■ THE PROBLEM
A word-for-word copy of the entries is the only acceptable reply.

■ DATA FOR ANALYSIS
BEGIN

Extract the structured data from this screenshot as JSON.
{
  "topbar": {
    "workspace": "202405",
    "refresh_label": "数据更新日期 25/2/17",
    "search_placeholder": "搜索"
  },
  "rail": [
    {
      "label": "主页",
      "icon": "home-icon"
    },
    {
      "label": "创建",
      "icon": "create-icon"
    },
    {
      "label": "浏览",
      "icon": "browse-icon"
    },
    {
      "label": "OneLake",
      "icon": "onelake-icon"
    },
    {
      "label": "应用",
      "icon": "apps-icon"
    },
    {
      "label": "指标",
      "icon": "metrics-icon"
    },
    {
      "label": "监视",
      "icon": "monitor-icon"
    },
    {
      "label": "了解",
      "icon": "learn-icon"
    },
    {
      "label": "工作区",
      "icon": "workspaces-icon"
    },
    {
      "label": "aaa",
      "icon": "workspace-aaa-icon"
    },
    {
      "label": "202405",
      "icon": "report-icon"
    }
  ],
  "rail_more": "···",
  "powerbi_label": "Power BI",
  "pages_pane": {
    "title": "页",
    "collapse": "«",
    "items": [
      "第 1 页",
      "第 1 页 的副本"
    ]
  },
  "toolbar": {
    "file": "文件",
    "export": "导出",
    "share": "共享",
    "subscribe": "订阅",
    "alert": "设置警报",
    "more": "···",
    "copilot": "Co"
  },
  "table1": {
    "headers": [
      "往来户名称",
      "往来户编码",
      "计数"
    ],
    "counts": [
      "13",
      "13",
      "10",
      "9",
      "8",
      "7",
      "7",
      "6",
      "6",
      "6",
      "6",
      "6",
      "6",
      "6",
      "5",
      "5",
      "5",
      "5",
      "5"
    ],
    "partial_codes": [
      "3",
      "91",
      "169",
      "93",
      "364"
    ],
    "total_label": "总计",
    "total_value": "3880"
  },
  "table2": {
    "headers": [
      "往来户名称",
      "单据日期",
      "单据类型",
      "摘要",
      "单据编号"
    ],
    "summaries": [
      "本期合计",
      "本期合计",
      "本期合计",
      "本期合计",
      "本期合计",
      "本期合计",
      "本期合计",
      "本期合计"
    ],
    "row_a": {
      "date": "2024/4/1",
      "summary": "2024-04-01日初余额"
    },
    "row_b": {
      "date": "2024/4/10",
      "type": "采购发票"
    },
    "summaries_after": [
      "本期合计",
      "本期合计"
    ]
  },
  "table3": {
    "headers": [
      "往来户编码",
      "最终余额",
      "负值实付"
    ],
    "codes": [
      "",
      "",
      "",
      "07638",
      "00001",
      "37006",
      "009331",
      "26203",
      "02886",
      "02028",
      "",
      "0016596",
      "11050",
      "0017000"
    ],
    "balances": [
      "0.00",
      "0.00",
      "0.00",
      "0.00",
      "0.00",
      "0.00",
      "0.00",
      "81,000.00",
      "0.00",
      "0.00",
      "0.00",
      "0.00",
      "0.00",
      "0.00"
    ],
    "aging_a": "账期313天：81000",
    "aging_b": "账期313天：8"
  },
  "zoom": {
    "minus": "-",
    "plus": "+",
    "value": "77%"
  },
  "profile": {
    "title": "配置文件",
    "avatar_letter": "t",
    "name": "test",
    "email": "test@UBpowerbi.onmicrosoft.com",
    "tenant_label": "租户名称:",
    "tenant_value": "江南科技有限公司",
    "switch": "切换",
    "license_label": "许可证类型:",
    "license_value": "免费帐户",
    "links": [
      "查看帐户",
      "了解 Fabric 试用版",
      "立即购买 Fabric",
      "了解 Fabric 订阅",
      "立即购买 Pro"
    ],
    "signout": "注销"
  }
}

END

■ EXERCISE OUTPUT
Extract the structured data from this screenshot as JSON.
{
  "topbar": {
    "workspace": "202405",
    "refresh_label": "数据更新日期 25/2/17",
    "search_placeholder": "搜索"
  },
  "rail": [
    {
      "label": "主页",
      "icon": "home-icon"
    },
    {
      "label": "创建",
      "icon": "create-icon"
    },
    {
      "label": "浏览",
      "icon": "browse-icon"
    },
    {
      "label": "OneLake",
      "icon": "onelake-icon"
    },
    {
      "label": "应用",
      "icon": "apps-icon"
    },
    {
      "label": "指标",
      "icon": "metrics-icon"
    },
    {
      "label": "监视",
      "icon": "monitor-icon"
    },
    {
      "label": "了解",
      "icon": "learn-icon"
    },
    {
      "label": "工作区",
      "icon": "workspaces-icon"
    },
    {
      "label": "aaa",
      "icon": "workspace-aaa-icon"
    },
    {
      "label": "202405",
      "icon": "report-icon"
    }
  ],
  "rail_more": "···",
  "powerbi_label": "Power BI",
  "pages_pane": {
    "title": "页",
    "collapse": "«",
    "items": [
      "第 1 页",
      "第 1 页 的副本"
    ]
  },
  "toolbar": {
    "file": "文件",
    "export": "导出",
    "share": "共享",
    "subscribe": "订阅",
    "alert": "设置警报",
    "more": "···",
    "copilot": "Co"
  },
  "table1": {
    "headers": [
      "往来户名称",
      "往来户编码",
      "计数"
    ],
    "counts": [
      "13",
      "13",
      "10",
      "9",
      "8",
      "7",
      "7",
      "6",
      "6",
      "6",
      "6",
      "6",
      "6",
      "6",
      "5",
      "5",
      "5",
      "5",
      "5"
    ],
    "partial_codes": [
      "3",
      "91",
      "169",
      "93",
      "364"
    ],
    "total_label": "总计",
    "total_value": "3880"
  },
  "table2": {
    "headers": [
      "往来户名称",
      "单据日期",
      "单据类型",
      "摘要",
      "单据编号"
    ],
    "summaries": [
      "本期合计",
      "本期合计",
      "本期合计",
      "本期合计",
      "本期合计",
      "本期合计",
      "本期合计",
      "本期合计"
    ],
    "row_a": {
      "date": "2024/4/1",
      "summary": "2024-04-01日初余额"
    },
    "row_b": {
      "date": "2024/4/10",
      "type": "采购发票"
    },
    "summaries_after": [
      "本期合计",
      "本期合计"
    ]
  },
  "table3": {
    "headers": [
      "往来户编码",
      "最终余额",
      "负值实付"
    ],
    "codes": [
      "",
      "",
      "",
      "07638",
      "00001",
      "37006",
      "009331",
      "26203",
      "02886",
      "02028",
      "",
      "0016596",
      "11050",
      "0017000"
    ],
    "balances": [
      "0.00",
      "0.00",
      "0.00",
      "0.00",
      "0.00",
      "0.00",
      "0.00",
      "81,000.00",
      "0.00",
      "0.00",
      "0.00",
      "0.00",
      "0.00",
      "0.00"
    ],
    "aging_a": "账期313天：81000",
    "aging_b": "账期313天：8"
  },
  "zoom": {
    "minus": "-",
    "plus": "+",
    "value": "77%"
  },
  "profile": {
    "title": "配置文件",
    "avatar_letter": "t",
    "name": "test",
    "email": "test@UBpowerbi.onmicrosoft.com",
    "tenant_label": "租户名称:",
    "tenant_value": "江南科技有限公司",
    "switch": "切换",
    "license_label": "许可证类型:",
    "license_value": "免费帐户",
    "links": [
      "查看帐户",
      "了解 Fabric 试用版",
      "立即购买 Fabric",
      "了解 Fabric 订阅",
      "立即购买 Pro"
    ],
    "signout": "注销"
  }
}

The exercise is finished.